▶ **Interface dataset entries**:
::::::::

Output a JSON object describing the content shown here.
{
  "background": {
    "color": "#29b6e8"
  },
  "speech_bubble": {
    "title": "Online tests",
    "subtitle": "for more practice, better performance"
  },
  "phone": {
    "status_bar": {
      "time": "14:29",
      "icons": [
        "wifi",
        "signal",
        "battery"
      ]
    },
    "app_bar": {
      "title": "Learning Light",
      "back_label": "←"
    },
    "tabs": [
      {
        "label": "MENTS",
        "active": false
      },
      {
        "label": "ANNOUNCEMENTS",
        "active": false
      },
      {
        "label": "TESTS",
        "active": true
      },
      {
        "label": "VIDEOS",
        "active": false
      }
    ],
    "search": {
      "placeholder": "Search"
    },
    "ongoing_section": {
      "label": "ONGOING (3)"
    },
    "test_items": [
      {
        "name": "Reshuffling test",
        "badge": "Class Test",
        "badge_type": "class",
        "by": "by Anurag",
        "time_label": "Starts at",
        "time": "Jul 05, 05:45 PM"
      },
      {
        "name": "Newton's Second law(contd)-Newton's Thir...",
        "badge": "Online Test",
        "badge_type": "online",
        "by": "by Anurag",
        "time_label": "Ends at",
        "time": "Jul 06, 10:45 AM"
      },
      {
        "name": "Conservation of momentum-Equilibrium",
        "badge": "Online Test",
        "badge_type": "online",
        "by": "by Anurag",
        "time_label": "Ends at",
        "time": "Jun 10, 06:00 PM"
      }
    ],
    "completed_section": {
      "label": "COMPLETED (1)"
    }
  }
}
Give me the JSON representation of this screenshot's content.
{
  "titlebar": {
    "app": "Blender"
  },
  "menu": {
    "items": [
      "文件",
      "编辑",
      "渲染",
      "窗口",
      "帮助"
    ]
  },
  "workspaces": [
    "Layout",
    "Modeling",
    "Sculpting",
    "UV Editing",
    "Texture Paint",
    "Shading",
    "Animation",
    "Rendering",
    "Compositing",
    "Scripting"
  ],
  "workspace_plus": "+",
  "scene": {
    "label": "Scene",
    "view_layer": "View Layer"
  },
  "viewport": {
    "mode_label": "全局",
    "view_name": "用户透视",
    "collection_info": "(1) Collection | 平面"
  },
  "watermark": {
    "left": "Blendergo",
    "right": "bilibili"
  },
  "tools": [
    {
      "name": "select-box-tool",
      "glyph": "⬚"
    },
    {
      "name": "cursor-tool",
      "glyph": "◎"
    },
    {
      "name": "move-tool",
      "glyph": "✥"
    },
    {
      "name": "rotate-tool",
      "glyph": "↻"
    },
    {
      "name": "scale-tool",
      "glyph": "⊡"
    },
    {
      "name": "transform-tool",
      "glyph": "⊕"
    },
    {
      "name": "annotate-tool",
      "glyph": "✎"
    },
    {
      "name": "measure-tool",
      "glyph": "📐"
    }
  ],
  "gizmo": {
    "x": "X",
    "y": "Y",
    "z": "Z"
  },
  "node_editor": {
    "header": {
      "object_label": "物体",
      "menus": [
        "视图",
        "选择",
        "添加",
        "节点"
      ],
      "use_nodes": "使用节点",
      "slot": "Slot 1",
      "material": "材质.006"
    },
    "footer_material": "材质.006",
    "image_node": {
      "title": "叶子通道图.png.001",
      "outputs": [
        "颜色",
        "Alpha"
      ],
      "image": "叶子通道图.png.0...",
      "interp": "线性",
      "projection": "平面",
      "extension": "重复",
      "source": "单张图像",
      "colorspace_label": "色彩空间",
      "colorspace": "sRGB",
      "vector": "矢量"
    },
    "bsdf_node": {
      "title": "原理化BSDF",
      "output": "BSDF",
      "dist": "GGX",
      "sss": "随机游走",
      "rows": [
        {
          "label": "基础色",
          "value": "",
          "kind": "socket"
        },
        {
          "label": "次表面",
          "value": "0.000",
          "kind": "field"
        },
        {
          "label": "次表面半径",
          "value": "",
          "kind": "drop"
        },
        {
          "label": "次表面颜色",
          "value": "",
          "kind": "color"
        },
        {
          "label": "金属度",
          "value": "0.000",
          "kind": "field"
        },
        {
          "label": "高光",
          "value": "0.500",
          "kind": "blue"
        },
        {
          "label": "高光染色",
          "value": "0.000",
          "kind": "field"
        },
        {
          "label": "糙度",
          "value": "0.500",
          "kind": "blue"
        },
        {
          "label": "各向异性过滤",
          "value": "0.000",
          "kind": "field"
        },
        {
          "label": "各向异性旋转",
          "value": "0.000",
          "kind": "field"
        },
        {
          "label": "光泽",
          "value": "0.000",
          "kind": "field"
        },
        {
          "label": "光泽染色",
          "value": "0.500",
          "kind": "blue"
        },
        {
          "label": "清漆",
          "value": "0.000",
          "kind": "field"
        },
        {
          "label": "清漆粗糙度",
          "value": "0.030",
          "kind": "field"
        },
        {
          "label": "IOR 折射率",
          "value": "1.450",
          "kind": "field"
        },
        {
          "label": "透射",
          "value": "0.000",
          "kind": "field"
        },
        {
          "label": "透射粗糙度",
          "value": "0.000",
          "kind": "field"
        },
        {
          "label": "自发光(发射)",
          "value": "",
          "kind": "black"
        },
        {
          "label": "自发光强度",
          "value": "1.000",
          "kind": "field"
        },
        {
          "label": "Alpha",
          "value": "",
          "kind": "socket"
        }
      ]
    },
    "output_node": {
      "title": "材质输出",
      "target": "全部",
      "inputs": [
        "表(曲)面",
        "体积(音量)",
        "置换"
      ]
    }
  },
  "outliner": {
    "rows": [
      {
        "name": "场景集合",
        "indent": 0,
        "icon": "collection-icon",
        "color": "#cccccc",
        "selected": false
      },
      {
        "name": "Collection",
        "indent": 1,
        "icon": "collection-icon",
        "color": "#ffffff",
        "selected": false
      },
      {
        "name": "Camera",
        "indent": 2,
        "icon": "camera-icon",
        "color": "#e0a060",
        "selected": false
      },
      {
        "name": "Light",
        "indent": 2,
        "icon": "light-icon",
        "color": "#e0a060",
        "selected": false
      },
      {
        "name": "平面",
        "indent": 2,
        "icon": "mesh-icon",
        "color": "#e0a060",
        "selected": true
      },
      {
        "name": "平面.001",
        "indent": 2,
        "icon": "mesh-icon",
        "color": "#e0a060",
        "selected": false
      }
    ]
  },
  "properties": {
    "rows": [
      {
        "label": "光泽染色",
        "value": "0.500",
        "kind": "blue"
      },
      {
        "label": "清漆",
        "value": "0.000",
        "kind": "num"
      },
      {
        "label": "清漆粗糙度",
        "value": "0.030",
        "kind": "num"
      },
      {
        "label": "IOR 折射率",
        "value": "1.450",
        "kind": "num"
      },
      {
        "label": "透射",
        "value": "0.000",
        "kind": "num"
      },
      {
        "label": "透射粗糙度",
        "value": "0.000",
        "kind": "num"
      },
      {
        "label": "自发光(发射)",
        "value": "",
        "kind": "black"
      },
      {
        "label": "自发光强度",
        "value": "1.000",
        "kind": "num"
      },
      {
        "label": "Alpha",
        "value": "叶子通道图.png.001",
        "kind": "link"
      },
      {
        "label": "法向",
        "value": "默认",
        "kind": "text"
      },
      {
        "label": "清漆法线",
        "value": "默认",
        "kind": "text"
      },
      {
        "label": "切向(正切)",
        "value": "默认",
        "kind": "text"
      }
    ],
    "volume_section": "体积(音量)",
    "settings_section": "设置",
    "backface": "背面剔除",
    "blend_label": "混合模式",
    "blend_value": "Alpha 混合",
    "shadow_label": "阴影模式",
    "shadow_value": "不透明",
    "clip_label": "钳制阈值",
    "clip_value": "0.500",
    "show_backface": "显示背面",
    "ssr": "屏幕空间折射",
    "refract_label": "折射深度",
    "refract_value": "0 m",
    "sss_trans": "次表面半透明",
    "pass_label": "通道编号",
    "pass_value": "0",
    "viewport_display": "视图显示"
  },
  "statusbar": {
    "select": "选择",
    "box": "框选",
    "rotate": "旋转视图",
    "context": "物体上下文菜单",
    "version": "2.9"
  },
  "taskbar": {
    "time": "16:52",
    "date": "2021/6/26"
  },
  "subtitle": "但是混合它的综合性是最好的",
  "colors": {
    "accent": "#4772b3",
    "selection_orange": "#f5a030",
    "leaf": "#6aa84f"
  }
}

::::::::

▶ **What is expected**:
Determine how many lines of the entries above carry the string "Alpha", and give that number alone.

▶ **Answer space**:
4